And yet, Whitney’s paintings seem easy, almost effortless. They are playful and strictly formal at the
same time. This is similar to Jazz–which seems easy–as Whitney explains: “As if you could just get up
and play the instruments, that there’s no struggle with how it’s done. It’s like Coltrane using a simple
melody. I just use a simple square”.

Despite their complex colour scheme Whitney’s compositions are always harmonic and show his joy for
colour and composition. They are rhythmic, melodic, and intense. „The idea is sound through colour,
creating a polyrhythm and confronting something very beautiful with a lot of humanity to see something

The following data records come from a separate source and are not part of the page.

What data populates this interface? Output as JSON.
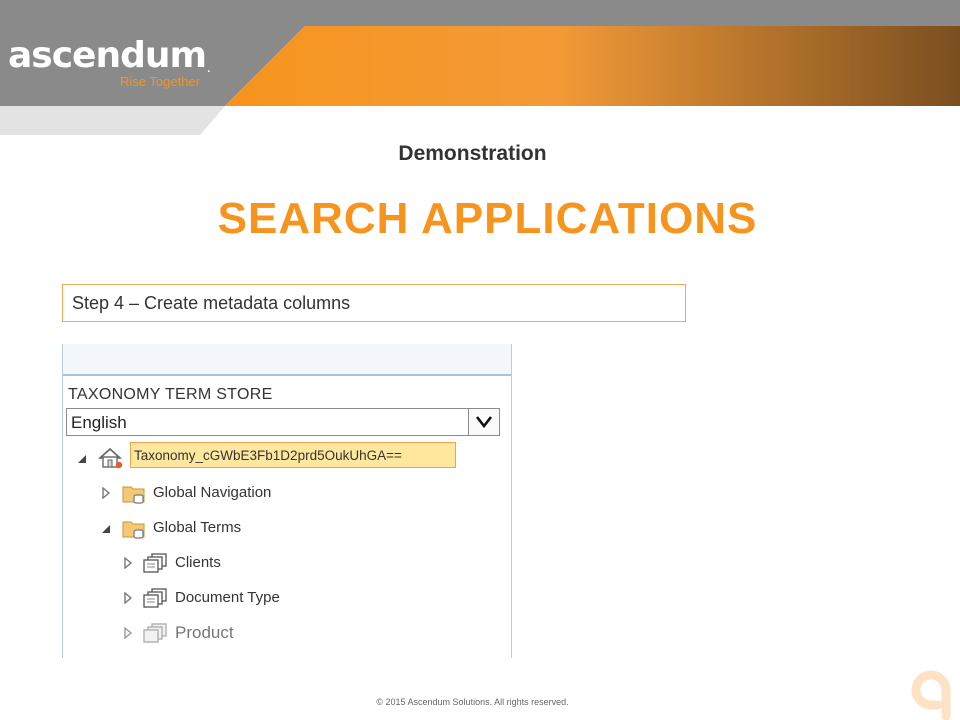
{
  "brand": {
    "name": "ascendum",
    "trademark": ".",
    "tagline": "Rise Together",
    "accent_color": "#f7941d",
    "header_gray": "#8a8a8a",
    "header_brown": "#7a4f20"
  },
  "slide": {
    "subtitle": "Demonstration",
    "title": "SEARCH APPLICATIONS",
    "step": "Step 4 – Create metadata columns"
  },
  "term_store": {
    "label": "TAXONOMY TERM STORE",
    "language": "English",
    "root": {
      "name": "Taxonomy_cGWbE3Fb1D2prd5OukUhGA==",
      "icon": "home-icon",
      "expanded": true
    },
    "groups": [
      {
        "label": "Global Navigation",
        "icon": "folder-tag-icon",
        "expanded": false
      },
      {
        "label": "Global Terms",
        "icon": "folder-tag-icon",
        "expanded": true
      }
    ],
    "term_sets": [
      {
        "label": "Clients",
        "icon": "term-set-icon"
      },
      {
        "label": "Document Type",
        "icon": "term-set-icon"
      },
      {
        "label": "Product",
        "icon": "term-set-faded-icon"
      }
    ]
  },
  "footer": {
    "copyright": "© 2015 Ascendum Solutions. All rights reserved."
  }
}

that you think you know but then realize you don’t“ (Stanley Whitney).

Stanley Whitney was born in 1946 in Philadelphia and currently lives and works in New York and Solignano, Italy.
His works have been featured in numerous international exhibitions since the early seventies. His work was part of
the 50th Venice Biennale (2003) in the project Utopia Station, and was also shown in the Dakar Biennal (2004).
Museum exhibitions include the National Academy Museum, New York (2012), the Nelson-Atkins Museum of Art,
Kansas City (2008), the University of Dayton, Dayton, Ohio (1991), the Pennsylvania Academy of Fine Arts,
Philadelphia (1985), the Brooklyn Academy of Music (1983), the Alternative Museum, New York (1981), the Studio
Museum in Harlem (1981) and the Aldrich Museum of Contemporary Art, Ridgefield (1976). He is the recipient of
the John Guggenheim Fellowship (1996) and Pollock-Krasner Fellowship (2002) as well as winning the First Robert
De Niro Sr. Prize in Painting (2011).